The Big Story Blog

First Person: Affordable Care act and the young adult

Posted at 2:03 PM on June 28, 2012 by Paul Tosto
Filed under: Health, Politics

Editor's Note: MPR's Molly Bloom reached out to Minnesotans in our Public Insight Network for perspective on the Supreme Court's decision upholding much of the Affordable Care Act.

Michael Musielewicz
Musielewicz, 22, just graduated from the University of St. Thomas and will attend divinity school in Poland this fall. He's living with his parents this summer, on their insurance.

Musielewicz_MichaelP.jpgI have mixed thoughts about the court's ruling. There seems to me to be two outcomes from this ruling the first being pragmatic and the second being theoretical / ideological implications. The first outcome has had the most immediate effect on my life.
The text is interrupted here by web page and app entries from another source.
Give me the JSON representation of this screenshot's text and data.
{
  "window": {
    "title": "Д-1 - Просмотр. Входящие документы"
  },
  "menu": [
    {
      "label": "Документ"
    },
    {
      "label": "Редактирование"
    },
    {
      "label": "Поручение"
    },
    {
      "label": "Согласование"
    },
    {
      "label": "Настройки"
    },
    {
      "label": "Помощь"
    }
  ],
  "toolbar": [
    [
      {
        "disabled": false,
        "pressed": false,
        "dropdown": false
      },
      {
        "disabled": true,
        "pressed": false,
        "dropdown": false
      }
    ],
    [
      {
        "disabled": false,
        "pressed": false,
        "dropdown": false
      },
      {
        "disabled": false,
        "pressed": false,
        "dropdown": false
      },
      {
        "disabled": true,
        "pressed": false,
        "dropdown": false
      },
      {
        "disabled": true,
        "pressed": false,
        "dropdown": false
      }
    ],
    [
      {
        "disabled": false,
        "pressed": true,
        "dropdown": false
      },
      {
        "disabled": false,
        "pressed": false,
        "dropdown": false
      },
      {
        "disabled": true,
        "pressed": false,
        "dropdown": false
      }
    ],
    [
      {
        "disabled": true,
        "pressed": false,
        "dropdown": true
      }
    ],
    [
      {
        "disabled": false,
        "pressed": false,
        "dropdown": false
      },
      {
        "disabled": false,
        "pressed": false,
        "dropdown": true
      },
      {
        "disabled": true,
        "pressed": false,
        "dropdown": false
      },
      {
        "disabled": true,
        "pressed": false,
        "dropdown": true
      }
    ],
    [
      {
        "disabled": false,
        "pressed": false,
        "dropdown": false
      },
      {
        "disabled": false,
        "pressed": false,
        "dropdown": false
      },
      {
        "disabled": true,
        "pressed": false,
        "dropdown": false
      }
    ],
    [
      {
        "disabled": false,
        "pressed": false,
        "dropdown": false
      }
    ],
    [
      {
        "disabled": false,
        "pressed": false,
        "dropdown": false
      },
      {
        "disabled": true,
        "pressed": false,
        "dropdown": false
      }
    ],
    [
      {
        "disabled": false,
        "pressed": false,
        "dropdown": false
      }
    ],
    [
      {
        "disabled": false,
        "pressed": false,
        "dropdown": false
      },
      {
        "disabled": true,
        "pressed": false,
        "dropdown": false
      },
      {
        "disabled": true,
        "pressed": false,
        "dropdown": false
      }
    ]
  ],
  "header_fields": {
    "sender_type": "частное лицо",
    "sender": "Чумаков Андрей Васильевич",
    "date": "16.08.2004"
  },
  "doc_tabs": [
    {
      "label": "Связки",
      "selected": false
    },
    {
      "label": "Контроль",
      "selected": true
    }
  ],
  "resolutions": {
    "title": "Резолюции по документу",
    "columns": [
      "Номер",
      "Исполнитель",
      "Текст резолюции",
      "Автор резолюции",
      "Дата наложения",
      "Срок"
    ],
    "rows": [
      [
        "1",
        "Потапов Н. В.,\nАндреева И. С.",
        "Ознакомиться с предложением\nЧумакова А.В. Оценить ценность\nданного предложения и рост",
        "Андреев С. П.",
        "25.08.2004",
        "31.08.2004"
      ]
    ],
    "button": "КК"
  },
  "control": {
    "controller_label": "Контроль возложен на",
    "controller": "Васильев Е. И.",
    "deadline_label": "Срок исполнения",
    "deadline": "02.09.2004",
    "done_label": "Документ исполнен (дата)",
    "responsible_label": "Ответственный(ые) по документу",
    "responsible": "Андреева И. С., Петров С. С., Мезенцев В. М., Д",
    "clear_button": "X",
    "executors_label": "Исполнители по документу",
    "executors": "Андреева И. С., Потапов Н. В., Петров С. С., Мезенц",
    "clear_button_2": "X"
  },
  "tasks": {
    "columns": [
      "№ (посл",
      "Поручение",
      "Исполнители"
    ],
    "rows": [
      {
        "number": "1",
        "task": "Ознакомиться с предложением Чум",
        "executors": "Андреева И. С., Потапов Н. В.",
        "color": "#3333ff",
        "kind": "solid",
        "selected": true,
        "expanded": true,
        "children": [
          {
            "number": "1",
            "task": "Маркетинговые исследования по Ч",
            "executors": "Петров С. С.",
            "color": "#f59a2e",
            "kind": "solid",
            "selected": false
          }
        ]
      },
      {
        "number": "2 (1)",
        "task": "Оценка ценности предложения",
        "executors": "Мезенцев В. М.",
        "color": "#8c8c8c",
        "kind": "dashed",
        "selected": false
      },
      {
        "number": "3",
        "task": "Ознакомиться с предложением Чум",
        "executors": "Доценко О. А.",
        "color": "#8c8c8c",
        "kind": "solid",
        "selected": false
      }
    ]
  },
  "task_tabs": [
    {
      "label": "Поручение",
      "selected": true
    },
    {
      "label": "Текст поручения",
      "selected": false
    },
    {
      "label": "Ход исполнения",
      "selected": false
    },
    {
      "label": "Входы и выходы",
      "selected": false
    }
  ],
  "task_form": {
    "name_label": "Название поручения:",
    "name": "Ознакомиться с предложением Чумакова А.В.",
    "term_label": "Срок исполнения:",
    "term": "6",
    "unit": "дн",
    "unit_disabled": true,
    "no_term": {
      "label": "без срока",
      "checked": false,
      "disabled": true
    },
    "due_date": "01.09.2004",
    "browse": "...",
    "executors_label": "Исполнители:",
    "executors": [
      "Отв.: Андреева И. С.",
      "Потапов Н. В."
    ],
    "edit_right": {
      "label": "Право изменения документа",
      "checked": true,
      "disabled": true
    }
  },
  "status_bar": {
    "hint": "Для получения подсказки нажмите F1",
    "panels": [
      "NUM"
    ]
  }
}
The provision that has expanded Medicaid to lower income families and has mitigated preexisting conditions in pricing will enable my father to afford health insurance and buy the medication that he needs to maintain his health.

The provision that increased the age that young adults can be under their parents health insurance plan has also been very beneficial. By being able to defer my purchasing of health insurance to a later date I was able to fulfill the health insurance mandate of my university while being able to reallocate my limited resources to more immediate needs.

These two examples highlight how the act has benefited me. Nevertheless, the theoretical / ideological implications do raise some concerned about the feature.

The main argument, as I understand it, for the insurance mandate is economic. If everyone buys into a program it becomes cheaper. It is simple economics and for the sake of the ACA it makes sense to incorporate it as a measure.

Yet the political implications of this decision I find to be the most disturbing.

Perhaps my father (who has benefited largely from the upholding of this law) put it best when he remarked that this act sets a dangerous precedent for other forms of federally mandated policies.

A good number of people are demanding various services from the federal government and the politicians are more than happy to provide these popular services. But they have to work within a Constitution that limits their capacity to infringe on personal liberties.

In the case of the ACA they used a variation of the taxation clause in order to make the mandate tenable. This argument swayed the justices and thus the mandate stayed.

This decision, however, has far reaching consequences for it now serves as a precedent for proving the constitutionality of feature mandates in other acts.

Now I am not, per se, against mandates. But this decision seems to contravene the intent of our Constitution in protecting personal liberties and limiting the roll of the federal government in social issues.


About Paul Tosto

Paul Tosto

Paul Tosto writes the Big Story Blog for MPR News. He joined the newsroom in 2008 after more than 20 years reporting on education, politics and the economy for news wires and newspapers across the country.